→ Directions for this task
Copying each record below exactly is the whole task.
(Recorded information begins)
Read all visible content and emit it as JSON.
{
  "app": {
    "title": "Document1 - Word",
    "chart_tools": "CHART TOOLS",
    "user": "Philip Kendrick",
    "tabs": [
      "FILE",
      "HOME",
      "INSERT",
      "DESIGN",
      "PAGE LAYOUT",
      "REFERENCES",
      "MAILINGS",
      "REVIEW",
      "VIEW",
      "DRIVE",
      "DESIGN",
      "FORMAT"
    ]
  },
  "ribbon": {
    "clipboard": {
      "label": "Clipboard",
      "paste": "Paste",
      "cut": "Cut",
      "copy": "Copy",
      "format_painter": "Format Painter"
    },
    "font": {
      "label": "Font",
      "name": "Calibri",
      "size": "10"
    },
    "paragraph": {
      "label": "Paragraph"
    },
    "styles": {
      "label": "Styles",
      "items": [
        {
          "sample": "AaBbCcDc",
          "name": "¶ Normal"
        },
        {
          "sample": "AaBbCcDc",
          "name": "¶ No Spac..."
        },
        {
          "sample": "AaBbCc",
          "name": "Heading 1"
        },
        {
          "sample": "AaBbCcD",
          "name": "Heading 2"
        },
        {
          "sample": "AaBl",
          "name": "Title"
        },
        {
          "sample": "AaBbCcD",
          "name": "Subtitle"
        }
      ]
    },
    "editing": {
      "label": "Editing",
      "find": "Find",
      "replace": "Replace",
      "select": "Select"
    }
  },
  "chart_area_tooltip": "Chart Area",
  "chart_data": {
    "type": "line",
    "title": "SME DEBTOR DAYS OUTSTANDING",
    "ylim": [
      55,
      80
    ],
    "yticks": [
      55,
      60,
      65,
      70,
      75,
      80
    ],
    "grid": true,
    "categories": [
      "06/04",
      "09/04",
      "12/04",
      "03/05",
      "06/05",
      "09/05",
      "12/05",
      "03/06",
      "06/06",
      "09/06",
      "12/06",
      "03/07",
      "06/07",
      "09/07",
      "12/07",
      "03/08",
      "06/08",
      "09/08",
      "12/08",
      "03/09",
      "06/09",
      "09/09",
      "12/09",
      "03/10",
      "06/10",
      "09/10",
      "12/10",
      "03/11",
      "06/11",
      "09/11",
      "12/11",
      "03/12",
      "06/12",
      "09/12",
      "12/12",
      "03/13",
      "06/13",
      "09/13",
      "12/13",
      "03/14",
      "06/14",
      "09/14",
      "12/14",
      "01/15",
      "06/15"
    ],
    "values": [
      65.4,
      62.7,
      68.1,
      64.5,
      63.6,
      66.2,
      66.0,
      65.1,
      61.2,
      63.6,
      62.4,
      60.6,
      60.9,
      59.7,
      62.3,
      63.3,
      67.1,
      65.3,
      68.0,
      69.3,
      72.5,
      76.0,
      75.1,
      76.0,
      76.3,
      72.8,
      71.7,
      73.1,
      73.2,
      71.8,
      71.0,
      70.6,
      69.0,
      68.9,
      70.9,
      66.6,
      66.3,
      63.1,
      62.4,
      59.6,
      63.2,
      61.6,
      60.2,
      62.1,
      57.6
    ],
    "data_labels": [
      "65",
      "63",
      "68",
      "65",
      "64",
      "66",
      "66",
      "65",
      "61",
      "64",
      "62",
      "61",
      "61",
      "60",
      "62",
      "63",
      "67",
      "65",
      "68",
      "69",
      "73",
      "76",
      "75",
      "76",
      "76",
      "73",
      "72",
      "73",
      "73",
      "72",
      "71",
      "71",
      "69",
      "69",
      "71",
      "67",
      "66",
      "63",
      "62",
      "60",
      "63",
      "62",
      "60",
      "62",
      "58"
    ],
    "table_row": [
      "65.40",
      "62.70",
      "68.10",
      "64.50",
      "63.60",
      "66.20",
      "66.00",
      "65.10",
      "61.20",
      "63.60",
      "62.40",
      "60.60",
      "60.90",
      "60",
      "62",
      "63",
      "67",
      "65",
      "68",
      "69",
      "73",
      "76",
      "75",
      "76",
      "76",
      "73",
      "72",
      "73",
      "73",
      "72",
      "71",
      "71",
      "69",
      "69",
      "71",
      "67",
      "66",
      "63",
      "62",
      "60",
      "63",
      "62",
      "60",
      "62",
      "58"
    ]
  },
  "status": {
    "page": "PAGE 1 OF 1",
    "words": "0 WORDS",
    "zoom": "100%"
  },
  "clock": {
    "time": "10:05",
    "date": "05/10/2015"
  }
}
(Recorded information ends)
→ Response to this task
Read all visible content and emit it as JSON.
{
  "app": {
    "title": "Document1 - Word",
    "chart_tools": "CHART TOOLS",
    "user": "Philip Kendrick",
    "tabs": [
      "FILE",
      "HOME",
      "INSERT",
      "DESIGN",
      "PAGE LAYOUT",
      "REFERENCES",
      "MAILINGS",
      "REVIEW",
      "VIEW",
      "DRIVE",
      "DESIGN",
      "FORMAT"
    ]
  },
  "ribbon": {
    "clipboard": {
      "label": "Clipboard",
      "paste": "Paste",
      "cut": "Cut",
      "copy": "Copy",
      "format_painter": "Format Painter"
    },
    "font": {
      "label": "Font",
      "name": "Calibri",
      "size": "10"
    },
    "paragraph": {
      "label": "Paragraph"
    },
    "styles": {
      "label": "Styles",
      "items": [
        {
          "sample": "AaBbCcDc",
          "name": "¶ Normal"
        },
        {
          "sample": "AaBbCcDc",
          "name": "¶ No Spac..."
        },
        {
          "sample": "AaBbCc",
          "name": "Heading 1"
        },
        {
          "sample": "AaBbCcD",
          "name": "Heading 2"
        },
        {
          "sample": "AaBl",
          "name": "Title"
        },
        {
          "sample": "AaBbCcD",
          "name": "Subtitle"
        }
      ]
    },
    "editing": {
      "label": "Editing",
      "find": "Find",
      "replace": "Replace",
      "select": "Select"
    }
  },
  "chart_area_tooltip": "Chart Area",
  "chart_data": {
    "type": "line",
    "title": "SME DEBTOR DAYS OUTSTANDING",
    "ylim": [
      55,
      80
    ],
    "yticks": [
      55,
      60,
      65,
      70,
      75,
      80
    ],
    "grid": true,
    "categories": [
      "06/04",
      "09/04",
      "12/04",
      "03/05",
      "06/05",
      "09/05",
      "12/05",
      "03/06",
      "06/06",
      "09/06",
      "12/06",
      "03/07",
      "06/07",
      "09/07",
      "12/07",
      "03/08",
      "06/08",
      "09/08",
      "12/08",
      "03/09",
      "06/09",
      "09/09",
      "12/09",
      "03/10",
      "06/10",
      "09/10",
      "12/10",
      "03/11",
      "06/11",
      "09/11",
      "12/11",
      "03/12",
      "06/12",
      "09/12",
      "12/12",
      "03/13",
      "06/13",
      "09/13",
      "12/13",
      "03/14",
      "06/14",
      "09/14",
      "12/14",
      "01/15",
      "06/15"
    ],
    "values": [
      65.4,
      62.7,
      68.1,
      64.5,
      63.6,
      66.2,
      66.0,
      65.1,
      61.2,
      63.6,
      62.4,
      60.6,
      60.9,
      59.7,
      62.3,
      63.3,
      67.1,
      65.3,
      68.0,
      69.3,
      72.5,
      76.0,
      75.1,
      76.0,
      76.3,
      72.8,
      71.7,
      73.1,
      73.2,
      71.8,
      71.0,
      70.6,
      69.0,
      68.9,
      70.9,
      66.6,
      66.3,
      63.1,
      62.4,
      59.6,
      63.2,
      61.6,
      60.2,
      62.1,
      57.6
    ],
    "data_labels": [
      "65",
      "63",
      "68",
      "65",
      "64",
      "66",
      "66",
      "65",
      "61",
      "64",
      "62",
      "61",
      "61",
      "60",
      "62",
      "63",
      "67",
      "65",
      "68",
      "69",
      "73",
      "76",
      "75",
      "76",
      "76",
      "73",
      "72",
      "73",
      "73",
      "72",
      "71",
      "71",
      "69",
      "69",
      "71",
      "67",
      "66",
      "63",
      "62",
      "60",
      "63",
      "62",
      "60",
      "62",
      "58"
    ],
    "table_row": [
      "65.40",
      "62.70",
      "68.10",
      "64.50",
      "63.60",
      "66.20",
      "66.00",
      "65.10",
      "61.20",
      "63.60",
      "62.40",
      "60.60",
      "60.90",
      "60",
      "62",
      "63",
      "67",
      "65",
      "68",
      "69",
      "73",
      "76",
      "75",
      "76",
      "76",
      "73",
      "72",
      "73",
      "73",
      "72",
      "71",
      "71",
      "69",
      "69",
      "71",
      "67",
      "66",
      "63",
      "62",
      "60",
      "63",
      "62",
      "60",
      "62",
      "58"
    ]
  },
  "status": {
    "page": "PAGE 1 OF 1",
    "words": "0 WORDS",
    "zoom": "100%"
  },
  "clock": {
    "time": "10:05",
    "date": "05/10/2015"
  }
}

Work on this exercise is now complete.